*** Records for the task ***

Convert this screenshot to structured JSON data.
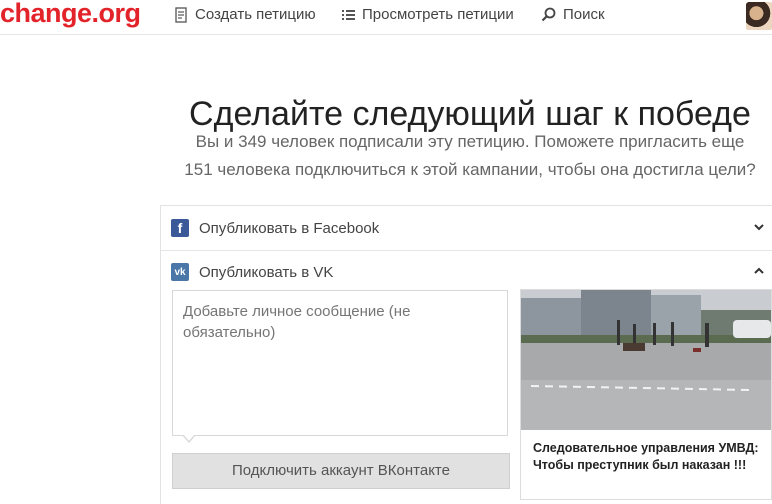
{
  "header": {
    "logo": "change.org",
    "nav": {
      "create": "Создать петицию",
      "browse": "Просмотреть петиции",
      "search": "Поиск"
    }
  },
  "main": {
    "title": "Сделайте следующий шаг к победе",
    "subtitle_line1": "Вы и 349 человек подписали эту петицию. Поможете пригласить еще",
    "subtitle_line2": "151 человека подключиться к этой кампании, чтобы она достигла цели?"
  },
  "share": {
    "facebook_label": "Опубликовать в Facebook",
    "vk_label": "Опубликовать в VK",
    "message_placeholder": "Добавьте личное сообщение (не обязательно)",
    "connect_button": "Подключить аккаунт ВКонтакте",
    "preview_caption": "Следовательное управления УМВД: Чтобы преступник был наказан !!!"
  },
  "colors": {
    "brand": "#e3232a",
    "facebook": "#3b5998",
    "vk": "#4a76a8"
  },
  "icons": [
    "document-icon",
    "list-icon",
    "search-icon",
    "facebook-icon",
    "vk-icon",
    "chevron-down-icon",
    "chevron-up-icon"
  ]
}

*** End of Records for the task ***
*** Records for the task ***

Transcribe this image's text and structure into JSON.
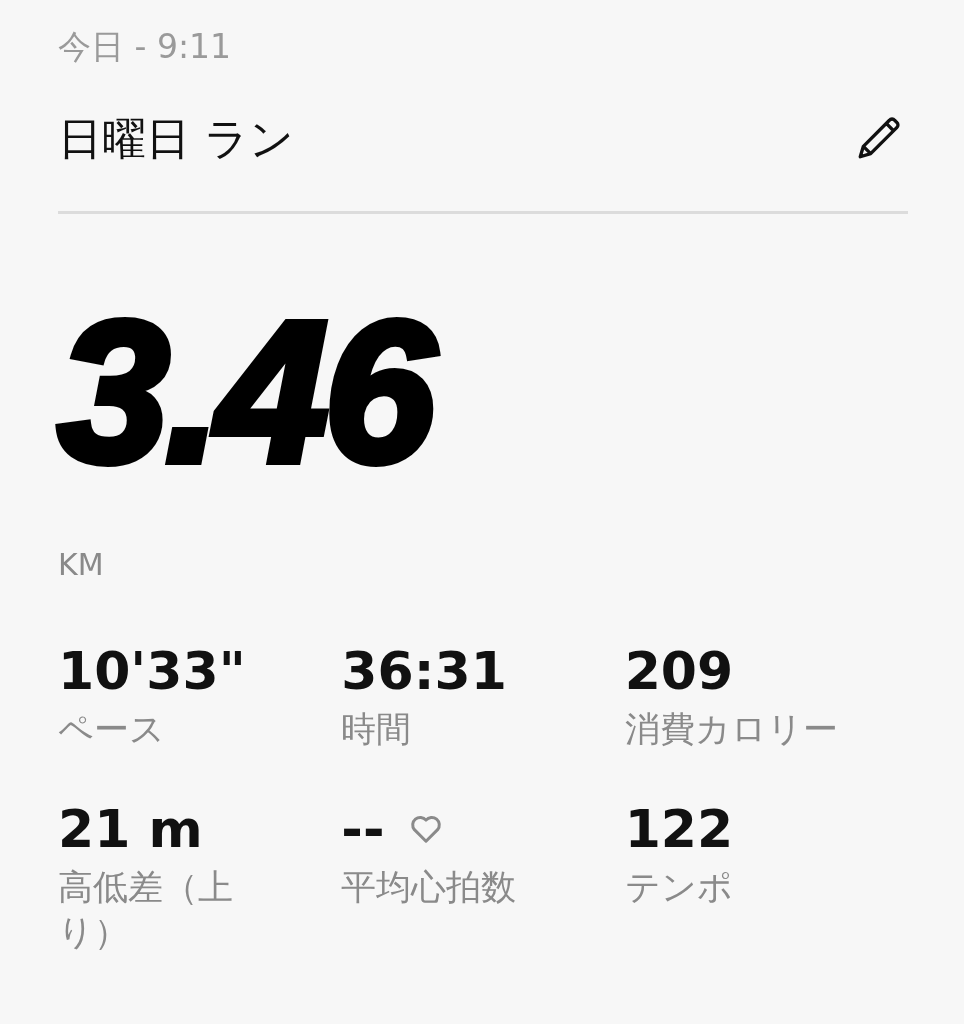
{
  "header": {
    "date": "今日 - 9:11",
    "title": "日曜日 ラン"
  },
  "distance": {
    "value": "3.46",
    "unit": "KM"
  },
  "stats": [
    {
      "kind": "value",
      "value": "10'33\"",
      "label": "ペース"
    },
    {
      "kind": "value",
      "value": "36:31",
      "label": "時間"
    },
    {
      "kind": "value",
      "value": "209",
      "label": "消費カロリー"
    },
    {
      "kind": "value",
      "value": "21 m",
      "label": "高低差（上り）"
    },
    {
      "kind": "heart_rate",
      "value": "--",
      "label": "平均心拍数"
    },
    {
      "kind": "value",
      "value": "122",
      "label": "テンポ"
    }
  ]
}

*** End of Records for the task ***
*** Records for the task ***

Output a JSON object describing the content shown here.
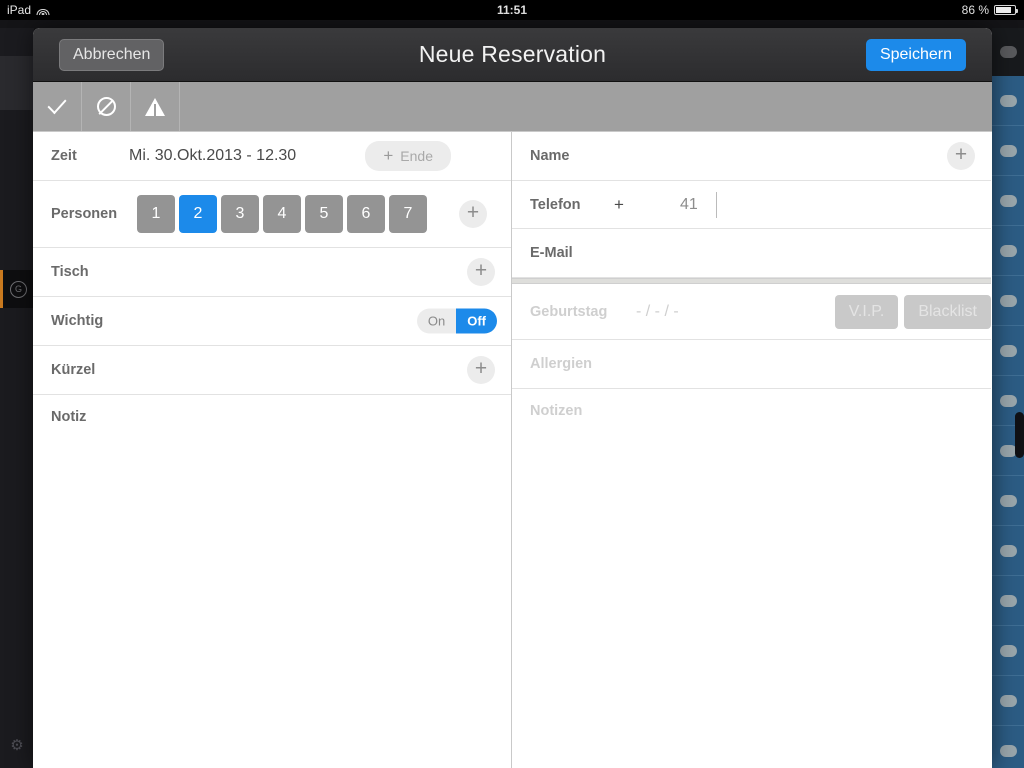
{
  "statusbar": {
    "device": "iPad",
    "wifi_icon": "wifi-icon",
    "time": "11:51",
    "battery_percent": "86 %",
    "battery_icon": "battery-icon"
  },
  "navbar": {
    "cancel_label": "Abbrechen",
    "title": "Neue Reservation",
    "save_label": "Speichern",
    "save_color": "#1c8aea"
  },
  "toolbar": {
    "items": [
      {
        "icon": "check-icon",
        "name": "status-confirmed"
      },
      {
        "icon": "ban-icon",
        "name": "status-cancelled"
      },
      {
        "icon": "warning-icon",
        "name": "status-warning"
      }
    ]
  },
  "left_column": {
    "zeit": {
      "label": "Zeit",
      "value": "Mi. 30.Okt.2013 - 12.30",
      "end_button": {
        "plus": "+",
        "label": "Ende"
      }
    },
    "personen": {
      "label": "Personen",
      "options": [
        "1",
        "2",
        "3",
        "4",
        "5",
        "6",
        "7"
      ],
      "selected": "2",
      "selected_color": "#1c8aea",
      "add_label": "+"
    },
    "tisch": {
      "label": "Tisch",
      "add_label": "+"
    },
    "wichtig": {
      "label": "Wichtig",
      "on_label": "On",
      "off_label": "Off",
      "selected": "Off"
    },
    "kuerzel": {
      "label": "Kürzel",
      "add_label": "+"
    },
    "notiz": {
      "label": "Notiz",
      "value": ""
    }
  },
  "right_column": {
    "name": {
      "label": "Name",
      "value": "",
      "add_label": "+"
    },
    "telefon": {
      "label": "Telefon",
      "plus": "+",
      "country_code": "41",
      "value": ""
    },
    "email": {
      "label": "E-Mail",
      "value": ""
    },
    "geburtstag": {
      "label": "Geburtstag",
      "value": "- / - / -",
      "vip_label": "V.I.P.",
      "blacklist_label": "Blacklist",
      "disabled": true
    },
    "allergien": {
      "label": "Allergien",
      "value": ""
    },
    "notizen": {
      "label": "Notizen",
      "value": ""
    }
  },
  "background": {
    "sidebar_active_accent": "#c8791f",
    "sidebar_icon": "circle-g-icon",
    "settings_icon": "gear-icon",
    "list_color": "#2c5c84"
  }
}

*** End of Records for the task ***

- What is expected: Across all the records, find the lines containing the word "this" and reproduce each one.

- The completed task:
Convert this screenshot to structured JSON data.
Transcribe this image's text and structure into JSON.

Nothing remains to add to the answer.